|Memory Card Slot||Battery Compartment|
The start-up time of the Olympus C-500 Zoom, from turning the camera on to being ready to take a photo, is fairly quick at around 2 seconds. The 3x zoom lens takes around 1.5 seconds to zoom from the widest focal length to the longest, but the zooming mechanism is quite noisy, which doesn't make the Olympus C-500 Zoom particularly suitable for candid photography. Focusing is quick in good light and competent enough indoors or in low-light situations, although it takes longer to lock on to the subject at the telephoto lens setting than wide-angle. Shutter-lag is barely noticeable but storing an image is not very quick at around 1 second. The 1.8 inch LCD screen is bright and clear and the refresh rate is fine. The Olympus C-500 Zoom has a limited range of continuous shooting modes and a slow maximum shooting rate of 1.2 fps for up to 5 frames, which doesn't make it particularly well suited for fast moving subjects. All in all the Olympus C-500 Zoom is fairly responsive in terms of its general operational speed.
Once you have captured a photo, the Olympus C-500 Zoom has an average range of options for playing, reviewing and managing your images. You can scroll through the images that you have taken, view thumbnails, zoom in and out up to a magnification of 5x, and view fairly detailed information about each image. You can also add an audio clip to each image, delete an image, rotate an image, lock images so that they cannot be deleted, and set various printing options. There are also a few digital effects available. The Edit menu contains 4 different options that you can apply to a recorded image - Add Frame, Black and White, Sepia and Resize. The camera shows you a preview of what the effect will look like when applied, and importantly the effect is applied to a copy of your image, thus preserving the original intact. The most important missing feature is a histogram (both before taking a photo and after) which would be a great help in evaluating the exposure.
Overall the Olympus C-500 Zoom is a simple to use and well-built digital camera that is ideally suited to photography of slow-moving subjects.

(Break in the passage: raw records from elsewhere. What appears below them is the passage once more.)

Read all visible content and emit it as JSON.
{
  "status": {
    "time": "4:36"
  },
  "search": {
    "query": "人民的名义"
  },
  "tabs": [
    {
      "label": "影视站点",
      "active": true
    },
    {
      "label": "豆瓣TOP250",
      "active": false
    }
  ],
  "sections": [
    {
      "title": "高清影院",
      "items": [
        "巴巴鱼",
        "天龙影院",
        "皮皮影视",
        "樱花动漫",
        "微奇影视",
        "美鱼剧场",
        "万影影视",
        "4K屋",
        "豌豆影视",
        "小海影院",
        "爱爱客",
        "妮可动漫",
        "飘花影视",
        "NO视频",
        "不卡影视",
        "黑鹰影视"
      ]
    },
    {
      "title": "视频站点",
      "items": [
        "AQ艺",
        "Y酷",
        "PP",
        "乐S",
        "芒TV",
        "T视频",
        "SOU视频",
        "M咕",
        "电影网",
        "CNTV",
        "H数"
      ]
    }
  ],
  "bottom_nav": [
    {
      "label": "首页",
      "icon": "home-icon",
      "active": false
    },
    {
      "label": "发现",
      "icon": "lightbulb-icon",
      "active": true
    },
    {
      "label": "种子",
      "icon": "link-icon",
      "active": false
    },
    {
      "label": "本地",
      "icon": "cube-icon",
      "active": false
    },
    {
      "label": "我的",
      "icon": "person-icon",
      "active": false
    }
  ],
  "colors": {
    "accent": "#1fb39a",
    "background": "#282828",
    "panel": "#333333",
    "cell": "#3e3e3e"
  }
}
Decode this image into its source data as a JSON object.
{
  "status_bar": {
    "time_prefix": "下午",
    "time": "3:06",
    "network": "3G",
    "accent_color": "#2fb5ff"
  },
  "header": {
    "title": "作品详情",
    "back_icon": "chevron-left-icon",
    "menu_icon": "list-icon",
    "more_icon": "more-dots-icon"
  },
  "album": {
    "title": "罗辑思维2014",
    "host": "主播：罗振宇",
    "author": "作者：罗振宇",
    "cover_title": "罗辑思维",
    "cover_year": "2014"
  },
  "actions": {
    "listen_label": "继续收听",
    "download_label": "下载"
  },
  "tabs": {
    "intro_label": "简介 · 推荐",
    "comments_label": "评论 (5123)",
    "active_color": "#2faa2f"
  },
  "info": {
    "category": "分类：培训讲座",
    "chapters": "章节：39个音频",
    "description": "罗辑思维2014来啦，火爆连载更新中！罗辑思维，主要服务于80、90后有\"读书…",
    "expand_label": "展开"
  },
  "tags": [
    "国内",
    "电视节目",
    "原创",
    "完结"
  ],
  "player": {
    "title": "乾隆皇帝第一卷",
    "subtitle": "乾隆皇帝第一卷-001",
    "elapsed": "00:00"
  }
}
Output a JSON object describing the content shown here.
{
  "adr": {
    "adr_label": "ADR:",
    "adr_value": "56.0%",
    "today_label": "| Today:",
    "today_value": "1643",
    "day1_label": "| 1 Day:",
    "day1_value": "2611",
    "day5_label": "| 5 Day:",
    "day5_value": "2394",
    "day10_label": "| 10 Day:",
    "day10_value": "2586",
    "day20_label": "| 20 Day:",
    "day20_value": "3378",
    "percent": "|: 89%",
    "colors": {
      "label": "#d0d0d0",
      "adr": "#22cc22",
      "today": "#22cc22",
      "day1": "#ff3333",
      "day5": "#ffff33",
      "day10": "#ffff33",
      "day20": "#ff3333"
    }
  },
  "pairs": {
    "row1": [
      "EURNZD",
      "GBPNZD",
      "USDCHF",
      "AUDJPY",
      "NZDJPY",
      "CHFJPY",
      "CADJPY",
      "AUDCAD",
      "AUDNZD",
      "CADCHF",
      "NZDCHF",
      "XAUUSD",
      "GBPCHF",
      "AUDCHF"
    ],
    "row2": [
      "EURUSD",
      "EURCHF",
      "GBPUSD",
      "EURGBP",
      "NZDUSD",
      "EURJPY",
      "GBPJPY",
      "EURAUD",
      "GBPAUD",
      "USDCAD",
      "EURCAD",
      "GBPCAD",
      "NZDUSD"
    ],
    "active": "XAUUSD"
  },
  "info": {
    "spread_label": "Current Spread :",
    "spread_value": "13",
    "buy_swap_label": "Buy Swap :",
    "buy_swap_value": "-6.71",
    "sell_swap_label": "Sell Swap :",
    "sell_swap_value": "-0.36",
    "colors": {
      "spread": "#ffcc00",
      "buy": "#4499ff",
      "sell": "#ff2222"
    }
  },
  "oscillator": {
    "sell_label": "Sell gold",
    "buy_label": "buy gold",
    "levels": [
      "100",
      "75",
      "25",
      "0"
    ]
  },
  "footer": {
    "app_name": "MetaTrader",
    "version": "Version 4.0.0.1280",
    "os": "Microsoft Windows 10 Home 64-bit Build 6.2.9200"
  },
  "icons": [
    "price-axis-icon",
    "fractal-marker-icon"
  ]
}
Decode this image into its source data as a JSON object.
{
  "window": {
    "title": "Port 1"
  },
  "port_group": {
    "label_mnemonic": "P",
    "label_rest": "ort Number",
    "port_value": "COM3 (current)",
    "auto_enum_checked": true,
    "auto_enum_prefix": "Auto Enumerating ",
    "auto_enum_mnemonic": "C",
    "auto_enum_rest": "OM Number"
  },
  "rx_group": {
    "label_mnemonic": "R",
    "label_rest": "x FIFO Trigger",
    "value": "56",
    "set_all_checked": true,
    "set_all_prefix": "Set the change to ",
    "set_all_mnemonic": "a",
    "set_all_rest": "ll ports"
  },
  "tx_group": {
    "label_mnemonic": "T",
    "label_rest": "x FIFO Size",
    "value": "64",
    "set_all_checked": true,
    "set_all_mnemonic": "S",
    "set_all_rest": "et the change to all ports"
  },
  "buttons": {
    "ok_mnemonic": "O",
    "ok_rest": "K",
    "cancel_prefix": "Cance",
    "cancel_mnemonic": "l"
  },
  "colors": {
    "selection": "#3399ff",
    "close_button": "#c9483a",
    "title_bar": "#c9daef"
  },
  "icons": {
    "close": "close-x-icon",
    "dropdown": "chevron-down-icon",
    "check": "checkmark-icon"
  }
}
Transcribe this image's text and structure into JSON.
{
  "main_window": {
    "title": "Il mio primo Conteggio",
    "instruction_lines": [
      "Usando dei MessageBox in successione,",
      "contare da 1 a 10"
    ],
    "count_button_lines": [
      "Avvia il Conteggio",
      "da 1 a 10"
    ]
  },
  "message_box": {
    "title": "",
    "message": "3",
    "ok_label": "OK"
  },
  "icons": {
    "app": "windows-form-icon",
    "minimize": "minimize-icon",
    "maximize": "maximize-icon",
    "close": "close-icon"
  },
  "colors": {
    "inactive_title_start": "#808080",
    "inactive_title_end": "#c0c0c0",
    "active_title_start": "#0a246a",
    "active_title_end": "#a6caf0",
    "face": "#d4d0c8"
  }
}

PhotographyBLOG is a member of the DIWA organisation. Our test results for the Olympus C-500 Zoom have been submitted to DIWA for comparison with test results for different samples of the same camera model supplied by other DIWA member sites.